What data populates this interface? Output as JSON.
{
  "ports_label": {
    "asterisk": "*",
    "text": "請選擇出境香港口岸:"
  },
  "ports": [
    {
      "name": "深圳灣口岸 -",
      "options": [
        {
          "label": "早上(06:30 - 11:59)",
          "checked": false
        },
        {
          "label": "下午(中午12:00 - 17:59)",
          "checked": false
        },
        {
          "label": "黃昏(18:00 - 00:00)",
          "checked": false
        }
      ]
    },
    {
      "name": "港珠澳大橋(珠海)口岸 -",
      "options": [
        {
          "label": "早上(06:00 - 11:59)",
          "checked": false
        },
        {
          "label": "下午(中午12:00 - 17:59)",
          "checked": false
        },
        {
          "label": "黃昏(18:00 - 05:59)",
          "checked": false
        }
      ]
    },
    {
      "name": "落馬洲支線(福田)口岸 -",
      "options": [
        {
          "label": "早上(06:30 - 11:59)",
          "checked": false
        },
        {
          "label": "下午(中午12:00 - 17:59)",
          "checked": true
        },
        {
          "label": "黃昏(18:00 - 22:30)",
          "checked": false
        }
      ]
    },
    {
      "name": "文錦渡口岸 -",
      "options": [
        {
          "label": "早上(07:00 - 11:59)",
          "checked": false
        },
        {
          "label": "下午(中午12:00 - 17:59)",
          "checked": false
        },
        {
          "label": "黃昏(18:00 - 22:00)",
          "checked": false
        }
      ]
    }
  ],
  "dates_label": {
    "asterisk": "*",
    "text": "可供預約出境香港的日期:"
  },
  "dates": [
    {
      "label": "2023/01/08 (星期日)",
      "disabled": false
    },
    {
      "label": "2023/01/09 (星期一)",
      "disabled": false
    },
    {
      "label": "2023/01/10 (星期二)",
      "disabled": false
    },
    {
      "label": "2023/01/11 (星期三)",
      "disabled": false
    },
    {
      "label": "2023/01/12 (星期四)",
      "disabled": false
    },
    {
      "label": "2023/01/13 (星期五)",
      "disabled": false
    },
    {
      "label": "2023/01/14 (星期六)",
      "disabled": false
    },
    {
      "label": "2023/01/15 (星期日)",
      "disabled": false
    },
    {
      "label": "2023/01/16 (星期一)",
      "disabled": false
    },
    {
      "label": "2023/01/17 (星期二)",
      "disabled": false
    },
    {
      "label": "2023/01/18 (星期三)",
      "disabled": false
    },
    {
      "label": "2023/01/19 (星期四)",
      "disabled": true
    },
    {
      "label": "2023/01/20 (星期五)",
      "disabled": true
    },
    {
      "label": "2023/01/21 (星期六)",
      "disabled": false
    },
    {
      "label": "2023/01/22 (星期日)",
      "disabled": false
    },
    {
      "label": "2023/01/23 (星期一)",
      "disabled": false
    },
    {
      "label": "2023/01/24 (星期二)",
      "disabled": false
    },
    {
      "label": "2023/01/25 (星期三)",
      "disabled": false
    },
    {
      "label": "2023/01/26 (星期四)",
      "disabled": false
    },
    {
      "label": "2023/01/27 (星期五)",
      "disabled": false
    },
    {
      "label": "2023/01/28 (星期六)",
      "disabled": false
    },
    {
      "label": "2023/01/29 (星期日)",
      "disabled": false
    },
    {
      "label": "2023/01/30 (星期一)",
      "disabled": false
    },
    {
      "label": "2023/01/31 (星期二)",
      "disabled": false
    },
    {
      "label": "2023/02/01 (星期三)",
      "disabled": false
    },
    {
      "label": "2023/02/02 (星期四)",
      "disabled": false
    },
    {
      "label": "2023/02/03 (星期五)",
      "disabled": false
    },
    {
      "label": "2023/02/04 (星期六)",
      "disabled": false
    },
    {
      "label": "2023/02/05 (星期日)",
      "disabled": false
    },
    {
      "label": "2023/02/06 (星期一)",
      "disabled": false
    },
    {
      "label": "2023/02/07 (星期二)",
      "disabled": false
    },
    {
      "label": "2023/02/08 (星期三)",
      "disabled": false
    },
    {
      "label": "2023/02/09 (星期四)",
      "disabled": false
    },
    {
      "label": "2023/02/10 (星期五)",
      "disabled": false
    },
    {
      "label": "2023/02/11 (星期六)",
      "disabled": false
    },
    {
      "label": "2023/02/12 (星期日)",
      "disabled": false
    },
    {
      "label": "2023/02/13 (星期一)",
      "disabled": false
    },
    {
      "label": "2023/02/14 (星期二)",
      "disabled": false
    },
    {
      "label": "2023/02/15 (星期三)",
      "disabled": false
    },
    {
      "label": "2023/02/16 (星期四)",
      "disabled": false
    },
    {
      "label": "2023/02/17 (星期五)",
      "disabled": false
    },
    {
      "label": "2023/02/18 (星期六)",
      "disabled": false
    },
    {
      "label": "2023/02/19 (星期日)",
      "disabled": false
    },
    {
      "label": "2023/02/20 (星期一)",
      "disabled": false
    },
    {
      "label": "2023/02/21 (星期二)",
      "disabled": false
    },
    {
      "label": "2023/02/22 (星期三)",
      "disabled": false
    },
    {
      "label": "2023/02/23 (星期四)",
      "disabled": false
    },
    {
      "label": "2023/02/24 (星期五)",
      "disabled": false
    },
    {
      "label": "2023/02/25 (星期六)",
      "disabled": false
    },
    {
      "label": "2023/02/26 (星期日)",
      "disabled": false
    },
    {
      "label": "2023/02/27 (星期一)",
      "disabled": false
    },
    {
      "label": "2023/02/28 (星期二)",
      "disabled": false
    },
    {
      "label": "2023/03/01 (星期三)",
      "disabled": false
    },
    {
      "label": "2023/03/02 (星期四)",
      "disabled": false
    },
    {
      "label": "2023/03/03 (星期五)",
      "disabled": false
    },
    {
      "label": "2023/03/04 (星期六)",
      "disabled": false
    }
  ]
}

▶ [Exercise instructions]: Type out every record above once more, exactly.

▶ [Solution]:
What data populates this interface? Output as JSON.
{
  "ports_label": {
    "asterisk": "*",
    "text": "請選擇出境香港口岸:"
  },
  "ports": [
    {
      "name": "深圳灣口岸 -",
      "options": [
        {
          "label": "早上(06:30 - 11:59)",
          "checked": false
        },
        {
          "label": "下午(中午12:00 - 17:59)",
          "checked": false
        },
        {
          "label": "黃昏(18:00 - 00:00)",
          "checked": false
        }
      ]
    },
    {
      "name": "港珠澳大橋(珠海)口岸 -",
      "options": [
        {
          "label": "早上(06:00 - 11:59)",
          "checked": false
        },
        {
          "label": "下午(中午12:00 - 17:59)",
          "checked": false
        },
        {
          "label": "黃昏(18:00 - 05:59)",
          "checked": false
        }
      ]
    },
    {
      "name": "落馬洲支線(福田)口岸 -",
      "options": [
        {
          "label": "早上(06:30 - 11:59)",
          "checked": false
        },
        {
          "label": "下午(中午12:00 - 17:59)",
          "checked": true
        },
        {
          "label": "黃昏(18:00 - 22:30)",
          "checked": false
        }
      ]
    },
    {
      "name": "文錦渡口岸 -",
      "options": [
        {
          "label": "早上(07:00 - 11:59)",
          "checked": false
        },
        {
          "label": "下午(中午12:00 - 17:59)",
          "checked": false
        },
        {
          "label": "黃昏(18:00 - 22:00)",
          "checked": false
        }
      ]
    }
  ],
  "dates_label": {
    "asterisk": "*",
    "text": "可供預約出境香港的日期:"
  },
  "dates": [
    {
      "label": "2023/01/08 (星期日)",
      "disabled": false
    },
    {
      "label": "2023/01/09 (星期一)",
      "disabled": false
    },
    {
      "label": "2023/01/10 (星期二)",
      "disabled": false
    },
    {
      "label": "2023/01/11 (星期三)",
      "disabled": false
    },
    {
      "label": "2023/01/12 (星期四)",
      "disabled": false
    },
    {
      "label": "2023/01/13 (星期五)",
      "disabled": false
    },
    {
      "label": "2023/01/14 (星期六)",
      "disabled": false
    },
    {
      "label": "2023/01/15 (星期日)",
      "disabled": false
    },
    {
      "label": "2023/01/16 (星期一)",
      "disabled": false
    },
    {
      "label": "2023/01/17 (星期二)",
      "disabled": false
    },
    {
      "label": "2023/01/18 (星期三)",
      "disabled": false
    },
    {
      "label": "2023/01/19 (星期四)",
      "disabled": true
    },
    {
      "label": "2023/01/20 (星期五)",
      "disabled": true
    },
    {
      "label": "2023/01/21 (星期六)",
      "disabled": false
    },
    {
      "label": "2023/01/22 (星期日)",
      "disabled": false
    },
    {
      "label": "2023/01/23 (星期一)",
      "disabled": false
    },
    {
      "label": "2023/01/24 (星期二)",
      "disabled": false
    },
    {
      "label": "2023/01/25 (星期三)",
      "disabled": false
    },
    {
      "label": "2023/01/26 (星期四)",
      "disabled": false
    },
    {
      "label": "2023/01/27 (星期五)",
      "disabled": false
    },
    {
      "label": "2023/01/28 (星期六)",
      "disabled": false
    },
    {
      "label": "2023/01/29 (星期日)",
      "disabled": false
    },
    {
      "label": "2023/01/30 (星期一)",
      "disabled": false
    },
    {
      "label": "2023/01/31 (星期二)",
      "disabled": false
    },
    {
      "label": "2023/02/01 (星期三)",
      "disabled": false
    },
    {
      "label": "2023/02/02 (星期四)",
      "disabled": false
    },
    {
      "label": "2023/02/03 (星期五)",
      "disabled": false
    },
    {
      "label": "2023/02/04 (星期六)",
      "disabled": false
    },
    {
      "label": "2023/02/05 (星期日)",
      "disabled": false
    },
    {
      "label": "2023/02/06 (星期一)",
      "disabled": false
    },
    {
      "label": "2023/02/07 (星期二)",
      "disabled": false
    },
    {
      "label": "2023/02/08 (星期三)",
      "disabled": false
    },
    {
      "label": "2023/02/09 (星期四)",
      "disabled": false
    },
    {
      "label": "2023/02/10 (星期五)",
      "disabled": false
    },
    {
      "label": "2023/02/11 (星期六)",
      "disabled": false
    },
    {
      "label": "2023/02/12 (星期日)",
      "disabled": false
    },
    {
      "label": "2023/02/13 (星期一)",
      "disabled": false
    },
    {
      "label": "2023/02/14 (星期二)",
      "disabled": false
    },
    {
      "label": "2023/02/15 (星期三)",
      "disabled": false
    },
    {
      "label": "2023/02/16 (星期四)",
      "disabled": false
    },
    {
      "label": "2023/02/17 (星期五)",
      "disabled": false
    },
    {
      "label": "2023/02/18 (星期六)",
      "disabled": false
    },
    {
      "label": "2023/02/19 (星期日)",
      "disabled": false
    },
    {
      "label": "2023/02/20 (星期一)",
      "disabled": false
    },
    {
      "label": "2023/02/21 (星期二)",
      "disabled": false
    },
    {
      "label": "2023/02/22 (星期三)",
      "disabled": false
    },
    {
      "label": "2023/02/23 (星期四)",
      "disabled": false
    },
    {
      "label": "2023/02/24 (星期五)",
      "disabled": false
    },
    {
      "label": "2023/02/25 (星期六)",
      "disabled": false
    },
    {
      "label": "2023/02/26 (星期日)",
      "disabled": false
    },
    {
      "label": "2023/02/27 (星期一)",
      "disabled": false
    },
    {
      "label": "2023/02/28 (星期二)",
      "disabled": false
    },
    {
      "label": "2023/03/01 (星期三)",
      "disabled": false
    },
    {
      "label": "2023/03/02 (星期四)",
      "disabled": false
    },
    {
      "label": "2023/03/03 (星期五)",
      "disabled": false
    },
    {
      "label": "2023/03/04 (星期六)",
      "disabled": false
    }
  ]
}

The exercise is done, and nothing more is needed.